_TASK STATEMENT_
Exactly as written, return all the data, leaving its pictures behind.

___ MATERIAL TO PROCESS ___

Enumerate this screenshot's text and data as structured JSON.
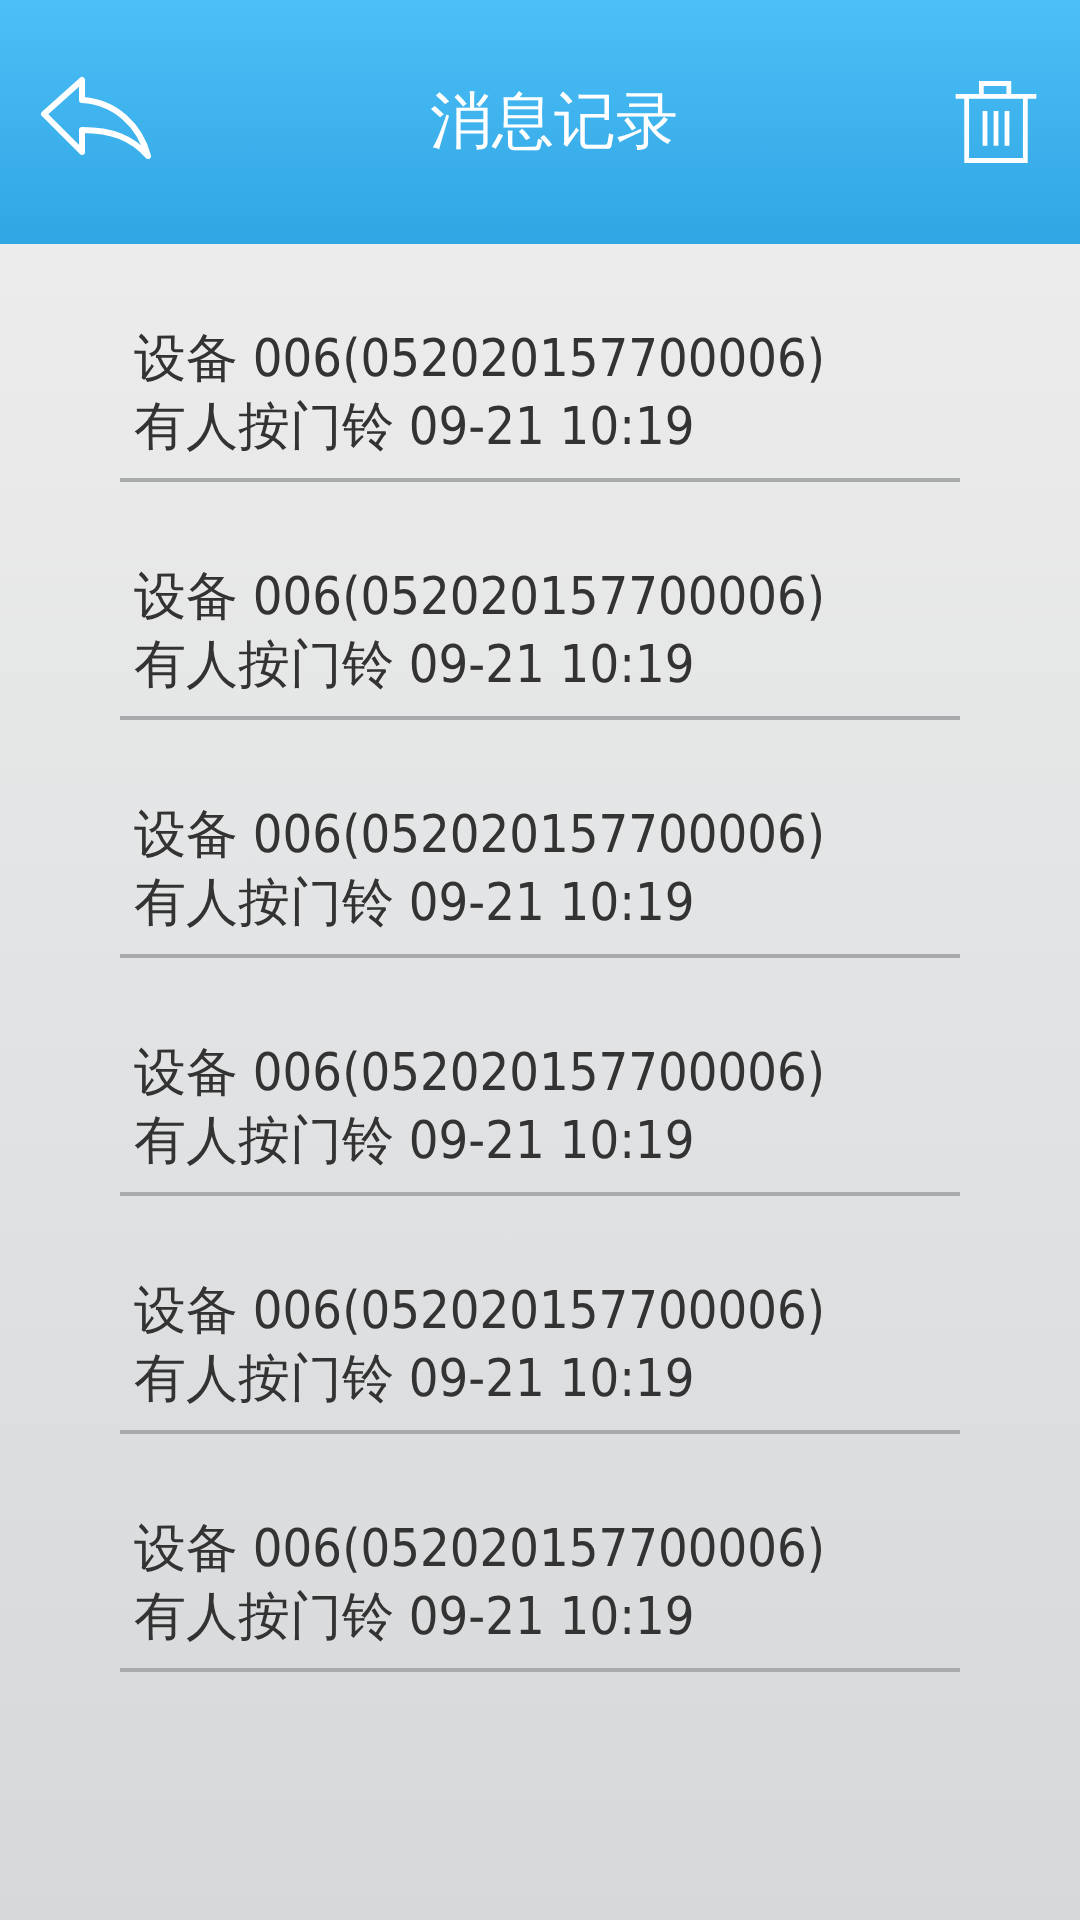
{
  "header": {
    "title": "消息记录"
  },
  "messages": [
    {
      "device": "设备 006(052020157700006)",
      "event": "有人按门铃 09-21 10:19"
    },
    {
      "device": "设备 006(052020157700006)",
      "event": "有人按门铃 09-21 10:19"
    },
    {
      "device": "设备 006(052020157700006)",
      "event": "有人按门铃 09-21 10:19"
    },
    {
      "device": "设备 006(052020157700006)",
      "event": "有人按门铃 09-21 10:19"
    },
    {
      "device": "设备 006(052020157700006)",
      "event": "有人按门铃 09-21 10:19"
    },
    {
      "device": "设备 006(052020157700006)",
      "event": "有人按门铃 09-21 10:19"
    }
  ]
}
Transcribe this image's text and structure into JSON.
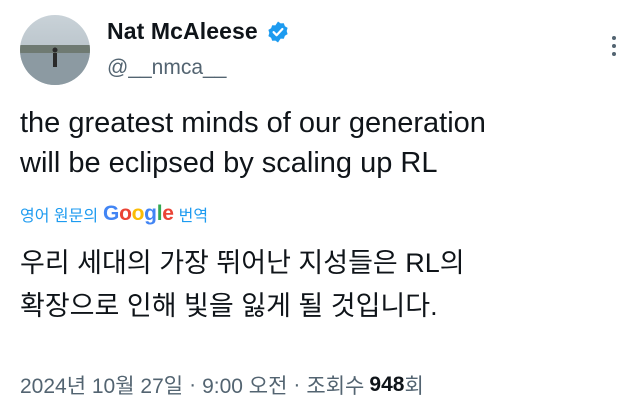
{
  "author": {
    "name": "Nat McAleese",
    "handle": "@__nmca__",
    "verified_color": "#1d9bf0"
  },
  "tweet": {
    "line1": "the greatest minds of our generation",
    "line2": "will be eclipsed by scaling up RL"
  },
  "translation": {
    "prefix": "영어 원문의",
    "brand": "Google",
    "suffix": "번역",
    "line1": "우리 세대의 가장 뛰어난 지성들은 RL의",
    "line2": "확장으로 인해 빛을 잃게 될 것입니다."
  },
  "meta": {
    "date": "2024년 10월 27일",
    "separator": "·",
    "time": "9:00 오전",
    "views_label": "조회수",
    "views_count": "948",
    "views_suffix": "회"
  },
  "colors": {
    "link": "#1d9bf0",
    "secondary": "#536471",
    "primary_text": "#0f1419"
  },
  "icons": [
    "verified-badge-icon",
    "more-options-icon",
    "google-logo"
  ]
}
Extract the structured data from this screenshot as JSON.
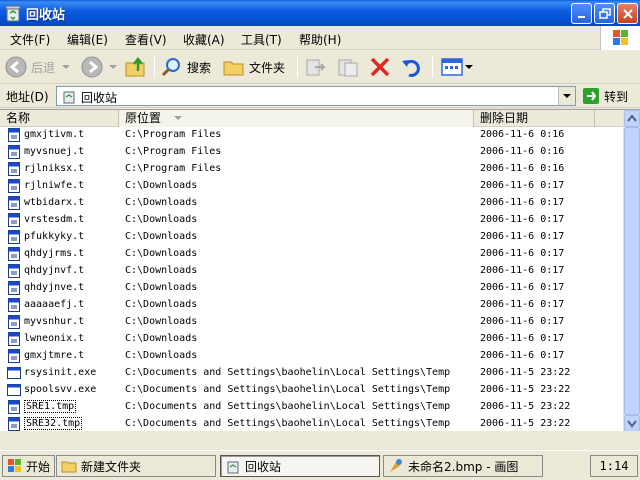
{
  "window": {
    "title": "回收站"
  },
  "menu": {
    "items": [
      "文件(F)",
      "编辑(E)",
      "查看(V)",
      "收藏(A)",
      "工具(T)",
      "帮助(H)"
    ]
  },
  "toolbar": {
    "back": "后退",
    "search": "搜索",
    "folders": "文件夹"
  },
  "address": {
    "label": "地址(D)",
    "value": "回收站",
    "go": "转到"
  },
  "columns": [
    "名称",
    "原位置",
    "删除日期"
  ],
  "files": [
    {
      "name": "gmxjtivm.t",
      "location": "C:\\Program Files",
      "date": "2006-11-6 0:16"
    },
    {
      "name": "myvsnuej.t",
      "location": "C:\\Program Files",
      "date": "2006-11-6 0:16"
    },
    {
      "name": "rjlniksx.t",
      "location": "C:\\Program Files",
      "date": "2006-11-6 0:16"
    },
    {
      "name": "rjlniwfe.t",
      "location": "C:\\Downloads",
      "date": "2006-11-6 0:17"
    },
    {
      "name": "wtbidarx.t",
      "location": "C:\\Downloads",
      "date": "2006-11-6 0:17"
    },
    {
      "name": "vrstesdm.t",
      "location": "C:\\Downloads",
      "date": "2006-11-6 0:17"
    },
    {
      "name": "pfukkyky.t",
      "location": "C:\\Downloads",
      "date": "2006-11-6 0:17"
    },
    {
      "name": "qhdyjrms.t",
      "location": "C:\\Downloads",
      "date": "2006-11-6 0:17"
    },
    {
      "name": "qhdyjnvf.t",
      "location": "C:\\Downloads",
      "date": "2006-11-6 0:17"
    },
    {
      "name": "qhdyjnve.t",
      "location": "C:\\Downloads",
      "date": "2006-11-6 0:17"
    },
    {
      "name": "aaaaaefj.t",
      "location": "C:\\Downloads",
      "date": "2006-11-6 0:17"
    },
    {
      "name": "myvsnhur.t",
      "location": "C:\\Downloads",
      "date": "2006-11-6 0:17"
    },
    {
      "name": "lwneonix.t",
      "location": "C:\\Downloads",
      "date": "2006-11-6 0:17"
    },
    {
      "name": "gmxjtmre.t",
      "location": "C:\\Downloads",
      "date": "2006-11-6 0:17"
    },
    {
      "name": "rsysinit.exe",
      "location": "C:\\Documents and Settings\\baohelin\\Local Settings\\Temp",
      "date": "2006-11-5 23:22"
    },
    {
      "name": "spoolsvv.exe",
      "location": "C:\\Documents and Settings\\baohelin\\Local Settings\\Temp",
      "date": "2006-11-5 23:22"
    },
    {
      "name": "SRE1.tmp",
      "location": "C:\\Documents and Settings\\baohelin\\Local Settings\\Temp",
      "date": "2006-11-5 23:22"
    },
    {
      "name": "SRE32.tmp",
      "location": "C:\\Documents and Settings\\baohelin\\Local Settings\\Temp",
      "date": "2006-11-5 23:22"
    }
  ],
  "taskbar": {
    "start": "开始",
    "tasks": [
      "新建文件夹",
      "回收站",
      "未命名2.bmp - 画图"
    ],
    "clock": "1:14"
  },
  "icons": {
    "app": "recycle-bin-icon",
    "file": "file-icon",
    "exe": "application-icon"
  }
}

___

_THE ANSWER_
Enumerate this screenshot's text and data as structured JSON.
{
  "header": {
    "title": "消息记录"
  },
  "messages": [
    {
      "device": "设备 006(052020157700006)",
      "event": "有人按门铃 09-21 10:19"
    },
    {
      "device": "设备 006(052020157700006)",
      "event": "有人按门铃 09-21 10:19"
    },
    {
      "device": "设备 006(052020157700006)",
      "event": "有人按门铃 09-21 10:19"
    },
    {
      "device": "设备 006(052020157700006)",
      "event": "有人按门铃 09-21 10:19"
    },
    {
      "device": "设备 006(052020157700006)",
      "event": "有人按门铃 09-21 10:19"
    },
    {
      "device": "设备 006(052020157700006)",
      "event": "有人按门铃 09-21 10:19"
    }
  ]
}
Transcribe this image's text and structure into JSON.
{
  "author": {
    "name": "Nat McAleese",
    "handle": "@__nmca__",
    "verified_color": "#1d9bf0"
  },
  "tweet": {
    "line1": "the greatest minds of our generation",
    "line2": "will be eclipsed by scaling up RL"
  },
  "translation": {
    "prefix": "영어 원문의",
    "brand": "Google",
    "suffix": "번역",
    "line1": "우리 세대의 가장 뛰어난 지성들은 RL의",
    "line2": "확장으로 인해 빛을 잃게 될 것입니다."
  },
  "meta": {
    "date": "2024년 10월 27일",
    "separator": "·",
    "time": "9:00 오전",
    "views_label": "조회수",
    "views_count": "948",
    "views_suffix": "회"
  },
  "colors": {
    "link": "#1d9bf0",
    "secondary": "#536471",
    "primary_text": "#0f1419"
  },
  "icons": [
    "verified-badge-icon",
    "more-options-icon",
    "google-logo"
  ]
}
Extract the structured data from this screenshot as JSON.
{
  "window": {
    "title": "回收站"
  },
  "menu": {
    "items": [
      "文件(F)",
      "编辑(E)",
      "查看(V)",
      "收藏(A)",
      "工具(T)",
      "帮助(H)"
    ]
  },
  "toolbar": {
    "back": "后退",
    "search": "搜索",
    "folders": "文件夹"
  },
  "address": {
    "label": "地址(D)",
    "value": "回收站",
    "go": "转到"
  },
  "columns": [
    "名称",
    "原位置",
    "删除日期"
  ],
  "files": [
    {
      "name": "gmxjtivm.t",
      "location": "C:\\Program Files",
      "date": "2006-11-6 0:16"
    },
    {
      "name": "myvsnuej.t",
      "location": "C:\\Program Files",
      "date": "2006-11-6 0:16"
    },
    {
      "name": "rjlniksx.t",
      "location": "C:\\Program Files",
      "date": "2006-11-6 0:16"
    },
    {
      "name": "rjlniwfe.t",
      "location": "C:\\Downloads",
      "date": "2006-11-6 0:17"
    },
    {
      "name": "wtbidarx.t",
      "location": "C:\\Downloads",
      "date": "2006-11-6 0:17"
    },
    {
      "name": "vrstesdm.t",
      "location": "C:\\Downloads",
      "date": "2006-11-6 0:17"
    },
    {
      "name": "pfukkyky.t",
      "location": "C:\\Downloads",
      "date": "2006-11-6 0:17"
    },
    {
      "name": "qhdyjrms.t",
      "location": "C:\\Downloads",
      "date": "2006-11-6 0:17"
    },
    {
      "name": "qhdyjnvf.t",
      "location": "C:\\Downloads",
      "date": "2006-11-6 0:17"
    },
    {
      "name": "qhdyjnve.t",
      "location": "C:\\Downloads",
      "date": "2006-11-6 0:17"
    },
    {
      "name": "aaaaaefj.t",
      "location": "C:\\Downloads",
      "date": "2006-11-6 0:17"
    },
    {
      "name": "myvsnhur.t",
      "location": "C:\\Downloads",
      "date": "2006-11-6 0:17"
    },
    {
      "name": "lwneonix.t",
      "location": "C:\\Downloads",
      "date": "2006-11-6 0:17"
    },
    {
      "name": "gmxjtmre.t",
      "location": "C:\\Downloads",
      "date": "2006-11-6 0:17"
    },
    {
      "name": "rsysinit.exe",
      "location": "C:\\Documents and Settings\\baohelin\\Local Settings\\Temp",
      "date": "2006-11-5 23:22"
    },
    {
      "name": "spoolsvv.exe",
      "location": "C:\\Documents and Settings\\baohelin\\Local Settings\\Temp",
      "date": "2006-11-5 23:22"
    },
    {
      "name": "SRE1.tmp",
      "location": "C:\\Documents and Settings\\baohelin\\Local Settings\\Temp",
      "date": "2006-11-5 23:22"
    },
    {
      "name": "SRE32.tmp",
      "location": "C:\\Documents and Settings\\baohelin\\Local Settings\\Temp",
      "date": "2006-11-5 23:22"
    }
  ],
  "taskbar": {
    "start": "开始",
    "tasks": [
      "新建文件夹",
      "回收站",
      "未命名2.bmp - 画图"
    ],
    "clock": "1:14"
  },
  "icons": {
    "app": "recycle-bin-icon",
    "file": "file-icon",
    "exe": "application-icon"
  }
}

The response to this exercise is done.